Now don't get me wrong, oranges ARE good for me and yes people who consume diets high in fruits and vegetables tend to have healthier body weights, but my little girl solution of changing my diet to oranges neglected all other important healthy eating principles. Just because one food has good qualities does not make it the perfect food. In fact, there is no such thing as one perfect food. A variety of foods are needed to maintain optimal health. When someone asks me, "Is peanut butter good for me?" I will respond by asking, "Do you have a peanut allergy? How often do you eat it? What do you eat it with? How much of it are you eating?"
***One food alone cannot equal a good diet unless you are a solely breastfeeding infant!
It makes me smile when people just want the yes or no answer and find my questions confusing. They only wanted to know if it is good or bad, but they are asking the wrong question. Moderation is the key to any food. Water is great for you unless you drink too much in which case you can die. French fries could save a starving person's life if the only food around, but eaten daily over many years can contribute to clogged arteries. Think about how often the food is consumed and how much of it. Most foods can be incorporated into a healthy diet with variety and moderation.
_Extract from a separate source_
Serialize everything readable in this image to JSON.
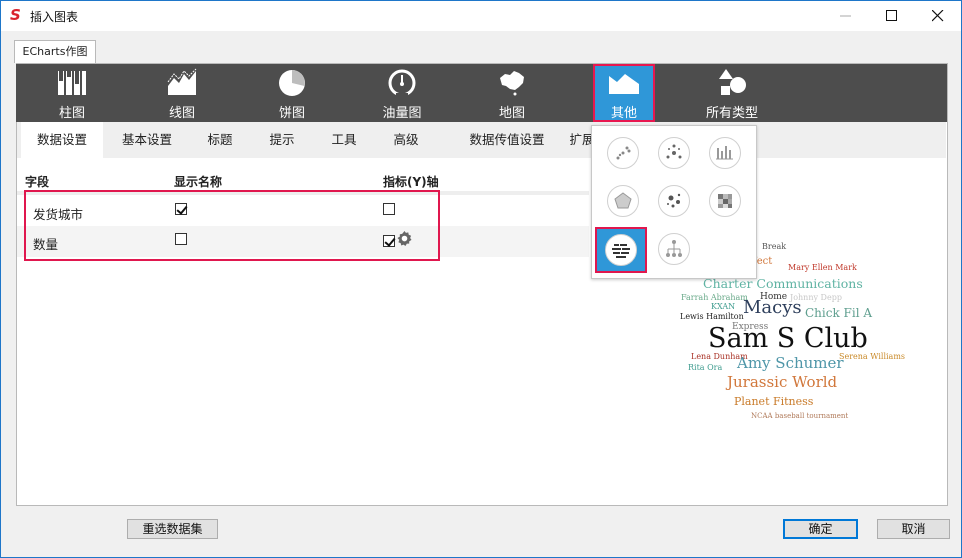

And to the next person who asks me if something is good for them or really bad, come to my office and I will teach you a new perspective on food!
Nutrition from the dietitian
Blog of Abrea Nutrition.